→ **Assignment**
Reproduce the lines below exactly, starting at the one containing "Enumerate this screenshot's" and stopping at the final line.

┌────────

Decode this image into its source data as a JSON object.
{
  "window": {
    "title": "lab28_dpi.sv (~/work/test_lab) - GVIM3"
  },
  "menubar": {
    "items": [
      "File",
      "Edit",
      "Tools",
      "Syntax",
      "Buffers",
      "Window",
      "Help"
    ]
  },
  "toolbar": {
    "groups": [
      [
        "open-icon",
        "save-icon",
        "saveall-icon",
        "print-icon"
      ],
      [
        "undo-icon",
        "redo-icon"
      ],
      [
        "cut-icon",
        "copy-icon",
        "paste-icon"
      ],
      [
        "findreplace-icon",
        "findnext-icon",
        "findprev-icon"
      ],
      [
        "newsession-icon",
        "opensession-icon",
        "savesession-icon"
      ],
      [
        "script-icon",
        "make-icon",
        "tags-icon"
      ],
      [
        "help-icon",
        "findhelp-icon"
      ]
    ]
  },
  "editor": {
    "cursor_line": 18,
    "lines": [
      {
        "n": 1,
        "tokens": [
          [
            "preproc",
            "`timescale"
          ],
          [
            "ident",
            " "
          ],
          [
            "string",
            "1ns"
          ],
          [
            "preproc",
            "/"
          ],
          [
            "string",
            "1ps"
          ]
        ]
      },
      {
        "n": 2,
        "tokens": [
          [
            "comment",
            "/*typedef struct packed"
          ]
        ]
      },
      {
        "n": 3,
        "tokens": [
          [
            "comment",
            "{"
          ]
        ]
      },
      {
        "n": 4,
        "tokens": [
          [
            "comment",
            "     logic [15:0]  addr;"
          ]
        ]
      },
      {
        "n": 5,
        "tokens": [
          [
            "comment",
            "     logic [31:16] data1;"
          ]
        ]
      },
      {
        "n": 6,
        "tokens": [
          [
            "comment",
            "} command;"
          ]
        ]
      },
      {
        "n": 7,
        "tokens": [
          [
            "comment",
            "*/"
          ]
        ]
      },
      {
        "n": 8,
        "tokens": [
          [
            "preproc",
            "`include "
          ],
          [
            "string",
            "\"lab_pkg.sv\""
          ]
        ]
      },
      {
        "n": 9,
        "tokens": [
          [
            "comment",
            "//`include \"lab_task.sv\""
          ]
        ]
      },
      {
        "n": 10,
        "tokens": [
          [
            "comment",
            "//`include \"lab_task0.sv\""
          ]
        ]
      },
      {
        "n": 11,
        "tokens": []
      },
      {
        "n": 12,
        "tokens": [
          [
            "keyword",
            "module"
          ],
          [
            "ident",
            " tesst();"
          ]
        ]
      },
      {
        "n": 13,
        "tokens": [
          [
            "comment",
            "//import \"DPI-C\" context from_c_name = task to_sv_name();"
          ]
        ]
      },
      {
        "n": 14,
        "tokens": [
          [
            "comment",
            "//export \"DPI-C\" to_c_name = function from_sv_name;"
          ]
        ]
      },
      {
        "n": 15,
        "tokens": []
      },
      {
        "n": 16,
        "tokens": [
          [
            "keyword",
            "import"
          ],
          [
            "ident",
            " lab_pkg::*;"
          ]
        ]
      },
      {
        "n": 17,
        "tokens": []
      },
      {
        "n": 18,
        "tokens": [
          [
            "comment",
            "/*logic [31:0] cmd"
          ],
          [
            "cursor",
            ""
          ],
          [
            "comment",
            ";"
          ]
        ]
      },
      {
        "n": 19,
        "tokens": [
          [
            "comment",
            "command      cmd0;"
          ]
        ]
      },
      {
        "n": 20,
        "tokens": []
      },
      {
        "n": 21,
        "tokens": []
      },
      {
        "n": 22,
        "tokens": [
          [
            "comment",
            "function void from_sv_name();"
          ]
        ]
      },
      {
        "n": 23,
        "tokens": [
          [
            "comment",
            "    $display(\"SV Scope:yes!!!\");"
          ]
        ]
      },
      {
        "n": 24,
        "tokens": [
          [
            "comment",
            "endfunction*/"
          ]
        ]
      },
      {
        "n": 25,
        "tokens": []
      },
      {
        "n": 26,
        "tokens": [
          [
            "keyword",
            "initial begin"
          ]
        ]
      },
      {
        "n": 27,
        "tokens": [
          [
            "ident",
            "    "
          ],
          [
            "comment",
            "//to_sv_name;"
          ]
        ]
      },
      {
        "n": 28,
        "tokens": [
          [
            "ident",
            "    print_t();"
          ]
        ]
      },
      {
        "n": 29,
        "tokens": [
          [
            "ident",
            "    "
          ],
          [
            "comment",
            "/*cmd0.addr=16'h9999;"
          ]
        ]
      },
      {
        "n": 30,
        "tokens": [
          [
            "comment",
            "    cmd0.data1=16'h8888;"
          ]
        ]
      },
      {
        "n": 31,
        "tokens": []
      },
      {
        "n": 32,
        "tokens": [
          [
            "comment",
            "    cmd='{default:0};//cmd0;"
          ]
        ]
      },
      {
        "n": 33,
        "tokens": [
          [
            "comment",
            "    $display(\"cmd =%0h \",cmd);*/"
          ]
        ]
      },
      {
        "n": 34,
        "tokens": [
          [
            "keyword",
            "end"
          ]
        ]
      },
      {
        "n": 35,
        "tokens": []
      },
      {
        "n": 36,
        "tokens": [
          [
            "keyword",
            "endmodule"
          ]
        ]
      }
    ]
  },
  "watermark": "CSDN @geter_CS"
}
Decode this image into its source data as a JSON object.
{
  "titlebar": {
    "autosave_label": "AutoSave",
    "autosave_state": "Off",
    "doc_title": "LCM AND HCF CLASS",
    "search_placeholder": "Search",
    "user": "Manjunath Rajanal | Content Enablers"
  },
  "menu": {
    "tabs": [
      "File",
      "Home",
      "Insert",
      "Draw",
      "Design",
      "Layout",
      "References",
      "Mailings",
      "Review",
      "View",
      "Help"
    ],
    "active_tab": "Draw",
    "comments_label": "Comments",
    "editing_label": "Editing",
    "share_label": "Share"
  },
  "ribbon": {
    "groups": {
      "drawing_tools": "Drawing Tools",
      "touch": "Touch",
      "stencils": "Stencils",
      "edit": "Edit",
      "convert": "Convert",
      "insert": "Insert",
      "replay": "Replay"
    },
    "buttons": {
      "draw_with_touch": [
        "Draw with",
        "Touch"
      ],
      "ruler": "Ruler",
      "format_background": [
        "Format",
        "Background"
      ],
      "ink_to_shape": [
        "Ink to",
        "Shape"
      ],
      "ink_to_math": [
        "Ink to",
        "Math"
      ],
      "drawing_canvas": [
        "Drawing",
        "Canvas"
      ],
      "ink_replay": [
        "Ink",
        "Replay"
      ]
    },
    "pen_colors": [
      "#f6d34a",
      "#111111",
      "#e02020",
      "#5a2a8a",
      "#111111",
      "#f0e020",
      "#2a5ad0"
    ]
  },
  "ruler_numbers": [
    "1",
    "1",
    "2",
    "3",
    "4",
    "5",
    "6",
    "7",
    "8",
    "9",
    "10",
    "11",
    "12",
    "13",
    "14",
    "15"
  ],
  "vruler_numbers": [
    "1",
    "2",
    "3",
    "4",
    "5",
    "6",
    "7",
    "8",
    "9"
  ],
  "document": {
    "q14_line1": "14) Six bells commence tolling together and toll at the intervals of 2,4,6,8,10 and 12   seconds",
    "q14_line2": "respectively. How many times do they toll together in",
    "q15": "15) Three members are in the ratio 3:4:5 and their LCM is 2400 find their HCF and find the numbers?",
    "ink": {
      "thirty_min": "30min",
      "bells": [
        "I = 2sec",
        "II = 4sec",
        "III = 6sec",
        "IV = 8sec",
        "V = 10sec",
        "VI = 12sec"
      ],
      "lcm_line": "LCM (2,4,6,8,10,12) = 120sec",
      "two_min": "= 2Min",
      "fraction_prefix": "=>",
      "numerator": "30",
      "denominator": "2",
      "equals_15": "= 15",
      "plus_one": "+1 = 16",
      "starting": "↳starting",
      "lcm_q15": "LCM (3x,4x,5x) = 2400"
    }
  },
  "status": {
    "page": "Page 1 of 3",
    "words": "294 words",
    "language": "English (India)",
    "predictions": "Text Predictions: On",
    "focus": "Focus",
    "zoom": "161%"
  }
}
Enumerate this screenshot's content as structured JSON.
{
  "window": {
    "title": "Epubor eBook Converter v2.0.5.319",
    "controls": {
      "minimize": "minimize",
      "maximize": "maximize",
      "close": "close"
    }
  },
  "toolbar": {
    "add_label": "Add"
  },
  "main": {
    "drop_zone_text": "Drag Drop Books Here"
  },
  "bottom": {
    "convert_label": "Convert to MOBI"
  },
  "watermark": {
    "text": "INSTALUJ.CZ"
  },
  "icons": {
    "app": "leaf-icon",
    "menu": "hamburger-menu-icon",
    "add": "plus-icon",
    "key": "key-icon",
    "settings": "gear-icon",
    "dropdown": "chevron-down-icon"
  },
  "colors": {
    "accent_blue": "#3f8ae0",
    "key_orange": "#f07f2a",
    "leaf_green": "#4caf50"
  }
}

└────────

→ **Answer to the exercise**
Enumerate this screenshot's content as structured JSON.
{
  "window": {
    "title": "Epubor eBook Converter v2.0.5.319",
    "controls": {
      "minimize": "minimize",
      "maximize": "maximize",
      "close": "close"
    }
  },
  "toolbar": {
    "add_label": "Add"
  },
  "main": {
    "drop_zone_text": "Drag Drop Books Here"
  },
  "bottom": {
    "convert_label": "Convert to MOBI"
  },
  "watermark": {
    "text": "INSTALUJ.CZ"
  },
  "icons": {
    "app": "leaf-icon",
    "menu": "hamburger-menu-icon",
    "add": "plus-icon",
    "key": "key-icon",
    "settings": "gear-icon",
    "dropdown": "chevron-down-icon"
  },
  "colors": {
    "accent_blue": "#3f8ae0",
    "key_orange": "#f07f2a",
    "leaf_green": "#4caf50"
  }
}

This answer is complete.